YOUR OBJECTIVE> Scan the data for "experience" and copy the lines it appears in.

Dataset items:
++++++++

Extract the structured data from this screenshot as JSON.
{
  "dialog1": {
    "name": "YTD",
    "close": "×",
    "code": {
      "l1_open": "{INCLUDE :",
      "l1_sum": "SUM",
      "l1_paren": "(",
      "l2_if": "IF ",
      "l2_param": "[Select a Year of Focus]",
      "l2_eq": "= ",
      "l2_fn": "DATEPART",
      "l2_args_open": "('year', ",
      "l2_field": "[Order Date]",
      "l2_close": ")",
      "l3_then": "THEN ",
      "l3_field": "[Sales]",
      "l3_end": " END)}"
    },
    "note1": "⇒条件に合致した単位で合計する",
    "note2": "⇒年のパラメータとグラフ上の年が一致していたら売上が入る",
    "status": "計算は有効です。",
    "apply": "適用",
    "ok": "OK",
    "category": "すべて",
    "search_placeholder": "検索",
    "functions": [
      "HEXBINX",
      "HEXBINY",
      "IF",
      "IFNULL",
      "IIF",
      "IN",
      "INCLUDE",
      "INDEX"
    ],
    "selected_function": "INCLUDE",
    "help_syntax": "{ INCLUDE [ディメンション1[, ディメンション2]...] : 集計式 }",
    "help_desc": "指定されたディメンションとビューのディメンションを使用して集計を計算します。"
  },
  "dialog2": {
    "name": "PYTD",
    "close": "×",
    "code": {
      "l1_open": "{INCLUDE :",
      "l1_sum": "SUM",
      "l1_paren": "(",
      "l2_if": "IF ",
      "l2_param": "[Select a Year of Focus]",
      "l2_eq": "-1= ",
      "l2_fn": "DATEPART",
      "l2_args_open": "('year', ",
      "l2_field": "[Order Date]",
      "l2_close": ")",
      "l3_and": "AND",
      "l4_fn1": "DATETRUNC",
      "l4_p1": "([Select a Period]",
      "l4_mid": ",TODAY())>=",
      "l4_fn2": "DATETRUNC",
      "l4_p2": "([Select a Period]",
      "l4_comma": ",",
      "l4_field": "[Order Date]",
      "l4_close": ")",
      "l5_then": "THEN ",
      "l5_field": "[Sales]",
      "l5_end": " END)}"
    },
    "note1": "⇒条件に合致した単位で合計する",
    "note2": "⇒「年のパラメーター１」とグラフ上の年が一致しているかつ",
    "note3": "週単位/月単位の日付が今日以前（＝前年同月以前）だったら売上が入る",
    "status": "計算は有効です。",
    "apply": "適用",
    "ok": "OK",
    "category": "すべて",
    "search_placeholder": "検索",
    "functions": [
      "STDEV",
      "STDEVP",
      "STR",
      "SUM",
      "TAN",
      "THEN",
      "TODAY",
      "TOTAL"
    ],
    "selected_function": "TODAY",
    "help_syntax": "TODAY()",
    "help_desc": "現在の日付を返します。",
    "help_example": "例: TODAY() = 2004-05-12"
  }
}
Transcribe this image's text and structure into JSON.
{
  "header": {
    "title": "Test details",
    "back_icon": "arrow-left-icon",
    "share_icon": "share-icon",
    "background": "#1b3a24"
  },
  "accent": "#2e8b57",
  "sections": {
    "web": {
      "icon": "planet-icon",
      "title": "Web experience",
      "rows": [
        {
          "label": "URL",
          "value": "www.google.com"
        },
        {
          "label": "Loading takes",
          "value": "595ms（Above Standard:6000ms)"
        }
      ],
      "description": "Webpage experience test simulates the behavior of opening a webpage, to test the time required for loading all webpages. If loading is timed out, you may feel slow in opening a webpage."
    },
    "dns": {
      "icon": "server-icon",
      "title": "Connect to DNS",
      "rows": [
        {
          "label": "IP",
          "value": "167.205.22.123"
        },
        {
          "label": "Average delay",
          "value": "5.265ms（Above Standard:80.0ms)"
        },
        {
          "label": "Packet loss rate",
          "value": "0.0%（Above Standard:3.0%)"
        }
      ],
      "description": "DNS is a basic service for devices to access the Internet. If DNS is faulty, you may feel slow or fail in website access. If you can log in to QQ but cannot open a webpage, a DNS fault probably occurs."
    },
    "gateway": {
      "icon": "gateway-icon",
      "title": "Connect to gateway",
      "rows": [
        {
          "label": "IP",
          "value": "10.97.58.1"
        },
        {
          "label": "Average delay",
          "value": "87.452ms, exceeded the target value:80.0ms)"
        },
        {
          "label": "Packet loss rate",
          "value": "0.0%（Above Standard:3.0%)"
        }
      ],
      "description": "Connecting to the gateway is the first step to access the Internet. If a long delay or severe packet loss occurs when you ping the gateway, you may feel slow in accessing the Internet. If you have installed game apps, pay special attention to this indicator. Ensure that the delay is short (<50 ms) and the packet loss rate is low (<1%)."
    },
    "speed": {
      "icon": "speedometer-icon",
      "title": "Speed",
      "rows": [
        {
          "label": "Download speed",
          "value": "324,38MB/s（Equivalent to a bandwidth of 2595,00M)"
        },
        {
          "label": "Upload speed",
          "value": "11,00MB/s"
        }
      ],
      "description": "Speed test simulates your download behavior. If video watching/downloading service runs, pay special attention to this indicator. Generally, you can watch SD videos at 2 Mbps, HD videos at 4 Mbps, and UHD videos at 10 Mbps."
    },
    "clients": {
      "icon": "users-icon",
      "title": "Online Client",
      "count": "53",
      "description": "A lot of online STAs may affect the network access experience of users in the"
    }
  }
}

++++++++

ANSWER AREA>
      "title": "Web experience",
      "description": "Webpage experience test simulates the behavior of opening a webpage, to test the time required for loading all webpages. If loading is timed out, you may feel slow in opening a webpage."
      "description": "A lot of online STAs may affect the network access experience of users in the"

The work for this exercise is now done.